An Assembly committee yesterday voted to grant greater authority to optometrists in California. Allowing optometrists to expand their scope of practice could help with the heightened pressure on primary care providers, said John Rosten, president of the California Optometric Association.
“Basically it’s part of the whole scheme of providing better health care in California,” Rosten said. “It’s more of a public health issue and it’s a matter of being more a part of the health care scene.”
Debate over SB 492 by Sen. Ed Hernandez (D-West Covina) took up the bulk of yesterday’s hearing of the Committee on Business, Professions and Consumer Protection. At issue in the bill is the type of procedures and the training requirements for those procedures — in particular, laser treatments for glaucoma.
The legislation was one of three scope-of-practice expansion bills introduced last session by Hernandez. One passed, one failed and this one was turned into a two-year bill so it could be heard during this session. The need is great for easing the shortage of primary care providers, Hernandez said.
“This is the first group of professions that could be bigger impacts,” Hernandez said. “We’re going to have a capacity issue because of the shortage of primary care providers. We’re going to have a serious problem.”
“The question came down to the amount of clinical training for these specific procedures in the bill,” said Joe Lang, legislative advocate for the California Academy of Eye Physicians and Surgeons. “The procedures are broad. …
The bill does not limit them to non-plastic surgery techniques.”
That was the issue raised by Tim Madden, legislative advocate for the California Academy of Plastic Surgeons.

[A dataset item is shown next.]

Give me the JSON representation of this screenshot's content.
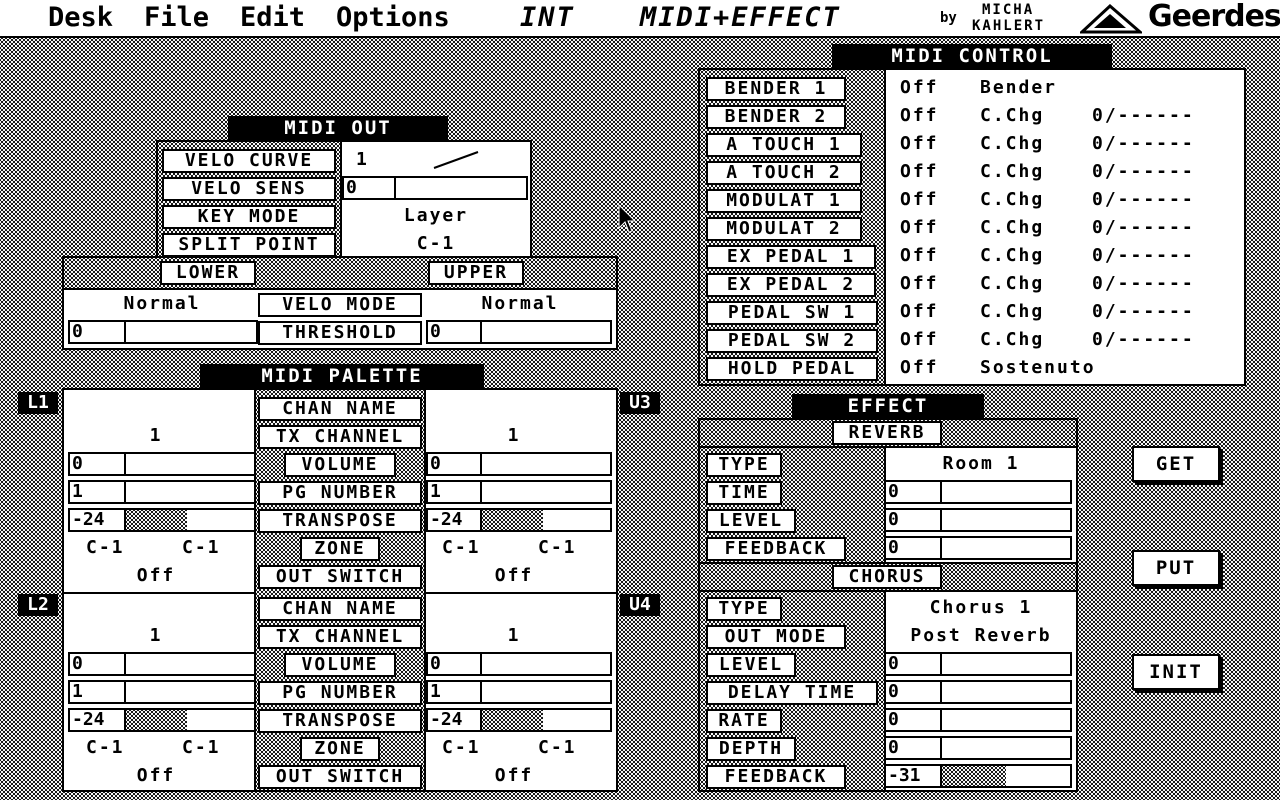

“Our concern is around opening the door for optometrists to perform cosmetic procedures,” Madden said.
The bill passed on an 8-1 vote and now heads to the Assembly Committee on Appropriations.